Christian NGO says Armed Forces Day ignores the real questions

By staff writers
June 24, 2010

The Prime Minister is using Armed Forces Day to avoid difficult questions about war and security, according to a leading Christian NGO. The Fellowship of Reconciliation (FoR) made the remarks after David Cameron told the British public that they should back the armed forces “more loudly and more proudly”.

The UK's second Armed Forces Day will take place on Saturday (26 June 2010), with a main event in Cardiff and other celebrations around the country. Speaking ahead of the Day, Cameron insisted the public had a “social responsibility” to support troops.

But FoR's Amy Hailwood said, “Armed Forces Day this year has provided David Cameron with a timely opportunity to promote support for British troops and the war in Afghanistan, as he hopes to stave off difficult questions about the defence budget in the midst of major public sector cuts”.

FoR point out that the current annual spend on the war in Afghanistan is estimated at around £4 billion. Although the government this week announced major spending cuts and a freeze in child benefit, ministers have indicated that the Ministry of Defence is likely to experience fewer cuts than most other departments.

Hailwood said that support for those who have lost loved ones is essential. She added, “the question that won’t be asked in the patriotic fervour of this military pageant is, does a military approach to national security actually work?”

Recent polls suggest that the majority of the British public are now less keen on military approaches than the leaders of all three main political parties. Two polls in recent weeks have shown over three-quarters of the public to be in favour of military withdrawal from Afghanistan within a year, while the majority also oppose the renewal of the Trident nuclear weapons system.

Hailwood cited a discussion in this week's episode of Channel 4's Dispatches, which included an interactive poll on spending cuts. Slashing the Ministry of Defence budget was the third most popular of the options suggested.

FoR is encouraging support for a five-day walk organised by the group Justice Not Vengeance. The walkers will demonstrate outside the Ministry of Defence on Saturday before walking to Colchester, where former soldier Joe Glenton is in a military prison for refusing to fight in Afghanistan.

Along with other campaigners, they are backing “counter-recruitment” events at military recruitment offices in London and elsewhere.

The Religious Society of Friends, also known as the Quakers, are urging the government to recognise the work done by the “unarmed forces” - those who promote and maintain peace without violence.

Sam Walton of Quaker Peace and Social Witness (QPSW) said that Quakers recognise the reality of “the inevitable tensions arising from international relations” but reject the notion that the only or best response is constantly to “train in readiness for war”.

He told the Quaker magazine The Friend that ministers could spend public money better by putting “resources into developing and training for non-military ways of solving conflicts and averting wars”.

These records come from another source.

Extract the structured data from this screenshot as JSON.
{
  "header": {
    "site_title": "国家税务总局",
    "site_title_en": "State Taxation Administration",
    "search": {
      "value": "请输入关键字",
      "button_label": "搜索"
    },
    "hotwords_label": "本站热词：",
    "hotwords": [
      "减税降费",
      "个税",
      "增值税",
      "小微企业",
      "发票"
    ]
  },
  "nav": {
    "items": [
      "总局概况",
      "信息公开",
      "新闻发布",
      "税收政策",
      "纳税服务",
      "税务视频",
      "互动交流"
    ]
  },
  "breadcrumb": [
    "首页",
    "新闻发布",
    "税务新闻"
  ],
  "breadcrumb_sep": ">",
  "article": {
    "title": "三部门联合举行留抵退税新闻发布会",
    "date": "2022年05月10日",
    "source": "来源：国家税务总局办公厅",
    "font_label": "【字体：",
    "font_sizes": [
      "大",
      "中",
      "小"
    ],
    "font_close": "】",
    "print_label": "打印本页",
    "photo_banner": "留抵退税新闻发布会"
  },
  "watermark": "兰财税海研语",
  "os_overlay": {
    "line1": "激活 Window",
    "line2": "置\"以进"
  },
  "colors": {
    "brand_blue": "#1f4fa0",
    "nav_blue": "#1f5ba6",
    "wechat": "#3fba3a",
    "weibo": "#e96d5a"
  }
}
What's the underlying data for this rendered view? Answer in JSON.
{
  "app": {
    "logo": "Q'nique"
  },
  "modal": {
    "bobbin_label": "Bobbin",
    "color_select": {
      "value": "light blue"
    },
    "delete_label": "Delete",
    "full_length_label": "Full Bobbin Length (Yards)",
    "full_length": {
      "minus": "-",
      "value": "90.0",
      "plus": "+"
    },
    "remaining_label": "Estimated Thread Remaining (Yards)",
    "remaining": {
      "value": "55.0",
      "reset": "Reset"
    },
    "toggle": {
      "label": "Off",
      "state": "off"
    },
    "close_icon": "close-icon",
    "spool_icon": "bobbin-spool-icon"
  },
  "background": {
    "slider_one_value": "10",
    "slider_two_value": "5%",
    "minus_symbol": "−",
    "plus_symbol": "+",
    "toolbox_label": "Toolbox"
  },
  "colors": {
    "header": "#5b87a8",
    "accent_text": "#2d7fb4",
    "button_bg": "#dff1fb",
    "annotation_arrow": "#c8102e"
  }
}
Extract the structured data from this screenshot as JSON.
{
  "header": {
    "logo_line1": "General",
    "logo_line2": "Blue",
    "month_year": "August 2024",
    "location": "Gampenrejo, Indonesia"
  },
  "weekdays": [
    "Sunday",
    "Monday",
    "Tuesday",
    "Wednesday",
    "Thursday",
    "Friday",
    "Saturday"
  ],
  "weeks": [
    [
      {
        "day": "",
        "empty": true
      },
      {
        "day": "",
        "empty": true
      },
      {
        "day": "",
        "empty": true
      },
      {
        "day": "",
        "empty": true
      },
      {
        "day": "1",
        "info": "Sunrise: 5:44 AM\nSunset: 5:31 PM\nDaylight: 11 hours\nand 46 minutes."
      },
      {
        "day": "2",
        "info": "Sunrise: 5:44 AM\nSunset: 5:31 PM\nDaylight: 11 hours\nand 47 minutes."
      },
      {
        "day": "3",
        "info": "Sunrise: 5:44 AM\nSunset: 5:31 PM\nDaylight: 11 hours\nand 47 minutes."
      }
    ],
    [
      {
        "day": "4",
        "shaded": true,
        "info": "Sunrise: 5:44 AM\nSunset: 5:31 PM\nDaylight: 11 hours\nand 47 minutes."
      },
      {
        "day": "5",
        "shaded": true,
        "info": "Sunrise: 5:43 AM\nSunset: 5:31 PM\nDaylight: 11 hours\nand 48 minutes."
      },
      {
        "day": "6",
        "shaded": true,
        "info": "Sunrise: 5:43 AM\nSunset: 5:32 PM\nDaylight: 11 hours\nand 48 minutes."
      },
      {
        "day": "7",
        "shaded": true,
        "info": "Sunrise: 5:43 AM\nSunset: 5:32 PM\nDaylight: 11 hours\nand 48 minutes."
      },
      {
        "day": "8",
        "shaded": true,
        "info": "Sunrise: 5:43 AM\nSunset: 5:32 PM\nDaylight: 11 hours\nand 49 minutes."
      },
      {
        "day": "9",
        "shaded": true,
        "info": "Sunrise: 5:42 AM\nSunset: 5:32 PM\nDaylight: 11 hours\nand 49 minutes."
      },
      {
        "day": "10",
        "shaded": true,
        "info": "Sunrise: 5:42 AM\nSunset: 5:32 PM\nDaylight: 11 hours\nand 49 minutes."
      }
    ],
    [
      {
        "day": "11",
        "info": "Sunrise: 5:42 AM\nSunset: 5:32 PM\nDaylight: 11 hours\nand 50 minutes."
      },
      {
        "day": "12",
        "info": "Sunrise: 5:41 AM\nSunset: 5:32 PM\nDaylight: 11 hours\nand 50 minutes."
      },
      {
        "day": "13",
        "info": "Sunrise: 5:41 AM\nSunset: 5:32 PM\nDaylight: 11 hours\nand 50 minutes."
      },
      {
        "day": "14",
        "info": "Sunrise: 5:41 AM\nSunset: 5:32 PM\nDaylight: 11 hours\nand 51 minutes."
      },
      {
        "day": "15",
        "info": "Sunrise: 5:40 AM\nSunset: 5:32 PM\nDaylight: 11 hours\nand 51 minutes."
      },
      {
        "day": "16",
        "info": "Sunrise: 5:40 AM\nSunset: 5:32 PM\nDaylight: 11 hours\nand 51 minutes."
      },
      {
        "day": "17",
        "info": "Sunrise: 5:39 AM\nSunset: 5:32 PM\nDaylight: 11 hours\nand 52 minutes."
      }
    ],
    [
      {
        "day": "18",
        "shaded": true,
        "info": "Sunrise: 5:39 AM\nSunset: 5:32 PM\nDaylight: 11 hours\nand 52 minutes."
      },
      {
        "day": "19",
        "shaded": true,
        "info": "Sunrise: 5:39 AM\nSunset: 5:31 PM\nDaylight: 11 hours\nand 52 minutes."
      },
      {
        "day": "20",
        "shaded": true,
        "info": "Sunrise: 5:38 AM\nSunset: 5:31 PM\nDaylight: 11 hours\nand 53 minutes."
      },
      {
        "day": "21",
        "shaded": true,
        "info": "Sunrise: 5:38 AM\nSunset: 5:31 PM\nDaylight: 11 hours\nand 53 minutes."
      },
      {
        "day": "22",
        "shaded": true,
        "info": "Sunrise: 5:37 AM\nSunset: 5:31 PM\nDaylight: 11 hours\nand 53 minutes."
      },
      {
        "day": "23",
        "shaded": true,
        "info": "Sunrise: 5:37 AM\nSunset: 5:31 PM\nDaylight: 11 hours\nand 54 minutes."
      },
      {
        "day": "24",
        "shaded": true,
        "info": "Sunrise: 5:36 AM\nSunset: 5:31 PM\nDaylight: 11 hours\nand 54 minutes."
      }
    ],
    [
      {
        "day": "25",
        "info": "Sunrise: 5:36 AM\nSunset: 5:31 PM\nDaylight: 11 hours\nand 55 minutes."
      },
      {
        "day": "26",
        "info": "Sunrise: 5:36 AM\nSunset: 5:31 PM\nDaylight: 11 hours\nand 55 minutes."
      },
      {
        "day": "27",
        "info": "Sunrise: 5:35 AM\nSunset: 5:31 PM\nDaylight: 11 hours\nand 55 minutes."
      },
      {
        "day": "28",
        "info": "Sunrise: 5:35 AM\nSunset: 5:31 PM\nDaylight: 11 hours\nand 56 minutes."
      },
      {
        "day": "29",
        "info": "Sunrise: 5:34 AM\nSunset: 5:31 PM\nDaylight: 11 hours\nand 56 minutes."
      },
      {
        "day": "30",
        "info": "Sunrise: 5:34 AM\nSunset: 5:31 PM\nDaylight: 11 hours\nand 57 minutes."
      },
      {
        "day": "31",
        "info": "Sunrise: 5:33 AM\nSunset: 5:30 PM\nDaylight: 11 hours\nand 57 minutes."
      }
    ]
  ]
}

Quakers have pointed out several examples of “unarmed forces”. They include Responding to Conflict (RTC), which provides training and support in skills such as mediation and conflict transformation. Other schemes include the Ecumenical Accompaniment Programme in Palestine and Israel (EAPPI), a project run by the World Council of Churches, who place volunteers to provide a protective presence and human rights monitoring.

The Christian thinktank Ekklesia has also questioned the government's promotion of Armed Forces Day, pointing out that the Prime Minister's enthusiastic comments came the day after a United Nations report highly criticial of the UK's military operations in Afghanistan.

“Historically, governments that try to shift attention away from economic crisis and foreign policy flaws by whipping up patriotism, risk being seen as patronising the public and failing to recognise the real policy challenges,” said Ekklesia Co-Director Simon Barrow, “A different approach is needed.”

Ekklesia is reiterating its six-point proposal to move government security strategy from armed force to conflict prevention and transformation (


Although the views expressed in this article do not necessarily represent the views of Ekklesia, the article may reflect Ekklesia's values. If you use Ekklesia's news briefings please consider making a donation to sponsor Ekklesia's work here.